Jim Bouton's Triple Play
Maverick baseball personality Jim Bouton is almost always interesting. When he published Ball Four, his hilarious, early '70s insider's account of what it was like to be (by then) a struggling journeyman pitcher, he enraged Major League Baseball's brass, delighted fans, and helped reinvent the genre of the sports memoir.
He also helped invent Major League Chew, the defunct shredded bubble gum product that came in a tinfoil pouch, mimicking the chewing tobacco that fewer and fewer ballplayers use (for this, he and the inventors of candy cigarettes and bubble-gum cigars will no doubt be called in front of the tribunal when the health nazis finally succeed in driving the last hint of fun or vice from the home of the brave).

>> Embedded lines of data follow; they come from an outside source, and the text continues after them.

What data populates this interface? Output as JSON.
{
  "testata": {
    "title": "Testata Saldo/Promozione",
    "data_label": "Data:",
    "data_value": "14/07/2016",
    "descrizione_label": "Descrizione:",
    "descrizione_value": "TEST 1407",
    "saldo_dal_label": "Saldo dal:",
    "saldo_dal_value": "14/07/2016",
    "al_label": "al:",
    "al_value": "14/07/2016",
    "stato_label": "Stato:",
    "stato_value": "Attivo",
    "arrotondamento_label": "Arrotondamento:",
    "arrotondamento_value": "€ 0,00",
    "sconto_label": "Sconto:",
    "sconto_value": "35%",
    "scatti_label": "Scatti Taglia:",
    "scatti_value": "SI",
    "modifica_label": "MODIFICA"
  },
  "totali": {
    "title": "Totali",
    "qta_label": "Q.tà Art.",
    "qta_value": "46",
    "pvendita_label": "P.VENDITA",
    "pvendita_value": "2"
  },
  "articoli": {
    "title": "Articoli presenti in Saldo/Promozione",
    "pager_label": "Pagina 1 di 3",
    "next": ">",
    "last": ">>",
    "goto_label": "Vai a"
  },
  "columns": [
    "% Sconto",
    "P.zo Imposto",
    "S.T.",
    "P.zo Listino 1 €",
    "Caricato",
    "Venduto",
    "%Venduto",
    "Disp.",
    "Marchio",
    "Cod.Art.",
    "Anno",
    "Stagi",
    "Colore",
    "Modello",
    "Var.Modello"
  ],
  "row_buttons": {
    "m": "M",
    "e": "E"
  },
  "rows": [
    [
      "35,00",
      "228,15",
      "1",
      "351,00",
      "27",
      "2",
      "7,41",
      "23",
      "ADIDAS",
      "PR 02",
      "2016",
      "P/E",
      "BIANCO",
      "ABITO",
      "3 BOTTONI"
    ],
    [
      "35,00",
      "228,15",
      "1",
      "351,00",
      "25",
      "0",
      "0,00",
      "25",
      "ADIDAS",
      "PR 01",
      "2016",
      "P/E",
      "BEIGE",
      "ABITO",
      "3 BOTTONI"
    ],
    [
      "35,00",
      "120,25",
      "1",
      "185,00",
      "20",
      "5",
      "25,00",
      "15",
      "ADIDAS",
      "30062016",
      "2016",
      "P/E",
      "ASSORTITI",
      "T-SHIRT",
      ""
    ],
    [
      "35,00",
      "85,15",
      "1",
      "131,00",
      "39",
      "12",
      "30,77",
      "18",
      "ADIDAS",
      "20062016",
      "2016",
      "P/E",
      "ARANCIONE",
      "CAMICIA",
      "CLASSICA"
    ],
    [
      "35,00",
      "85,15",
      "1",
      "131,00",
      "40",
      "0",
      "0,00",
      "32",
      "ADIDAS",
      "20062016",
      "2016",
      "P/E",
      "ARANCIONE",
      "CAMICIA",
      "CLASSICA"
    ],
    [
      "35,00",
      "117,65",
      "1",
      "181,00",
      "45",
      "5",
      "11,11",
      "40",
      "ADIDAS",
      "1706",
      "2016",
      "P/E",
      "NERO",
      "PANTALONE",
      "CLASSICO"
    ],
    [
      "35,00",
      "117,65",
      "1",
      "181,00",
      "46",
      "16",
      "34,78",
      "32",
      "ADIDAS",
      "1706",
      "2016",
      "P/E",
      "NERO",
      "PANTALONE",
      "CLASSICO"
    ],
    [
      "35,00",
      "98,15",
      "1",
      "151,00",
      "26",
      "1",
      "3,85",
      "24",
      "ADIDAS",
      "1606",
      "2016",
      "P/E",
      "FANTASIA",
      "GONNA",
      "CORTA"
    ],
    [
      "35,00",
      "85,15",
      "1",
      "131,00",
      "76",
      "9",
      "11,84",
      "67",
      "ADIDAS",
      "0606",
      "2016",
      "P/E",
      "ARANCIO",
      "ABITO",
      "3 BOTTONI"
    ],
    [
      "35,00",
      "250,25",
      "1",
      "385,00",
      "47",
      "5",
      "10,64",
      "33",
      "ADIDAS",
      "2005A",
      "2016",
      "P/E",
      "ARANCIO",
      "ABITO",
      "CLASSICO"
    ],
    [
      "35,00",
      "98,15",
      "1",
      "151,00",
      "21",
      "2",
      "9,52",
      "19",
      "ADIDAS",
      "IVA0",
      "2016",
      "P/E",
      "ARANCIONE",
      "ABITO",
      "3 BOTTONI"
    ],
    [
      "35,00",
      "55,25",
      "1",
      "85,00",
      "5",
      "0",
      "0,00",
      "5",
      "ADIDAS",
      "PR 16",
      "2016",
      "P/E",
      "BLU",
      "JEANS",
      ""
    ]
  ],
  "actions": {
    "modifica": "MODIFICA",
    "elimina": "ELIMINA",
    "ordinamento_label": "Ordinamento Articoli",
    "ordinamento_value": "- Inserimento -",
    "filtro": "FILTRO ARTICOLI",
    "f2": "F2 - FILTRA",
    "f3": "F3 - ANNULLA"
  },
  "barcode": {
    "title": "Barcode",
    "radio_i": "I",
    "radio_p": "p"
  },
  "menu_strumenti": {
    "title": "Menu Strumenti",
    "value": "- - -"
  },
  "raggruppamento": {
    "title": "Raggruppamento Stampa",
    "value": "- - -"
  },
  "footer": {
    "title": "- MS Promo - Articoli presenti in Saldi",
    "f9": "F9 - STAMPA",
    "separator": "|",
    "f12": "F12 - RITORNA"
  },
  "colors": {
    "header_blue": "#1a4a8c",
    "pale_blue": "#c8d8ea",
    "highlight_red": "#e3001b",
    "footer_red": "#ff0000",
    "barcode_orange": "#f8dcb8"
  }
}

Now he's speaking out against publicly funded stadiums, particularly a proposed one in Brooklyn. Sme of his reasons in that particular case may be dubious, but his basic analysis is as sharp as his fastball used to be until he blew out his arm all those many years ago. From the NY Daily News:
"How do you solve this problem when teams play cities and states off each other?" he asks his church audience. "I think the cities and states need to team up against the teams. New York should tell New Jersey 'We won't build a stadium for the Jets and Nets if you don't build a stadium for the Yankees.' Because if you don't, 20 years from now, the Nets will be saying 'We're tired of this Gehry stadium. We need a Liebskind stadium.'"
[Link courtesy of reader Dave Straub]
Upate: As "dude" points out in the comments section, I misidentified still-available "Big League Chew" as "Major League Chew." Go here for Bouton's origin story of that product.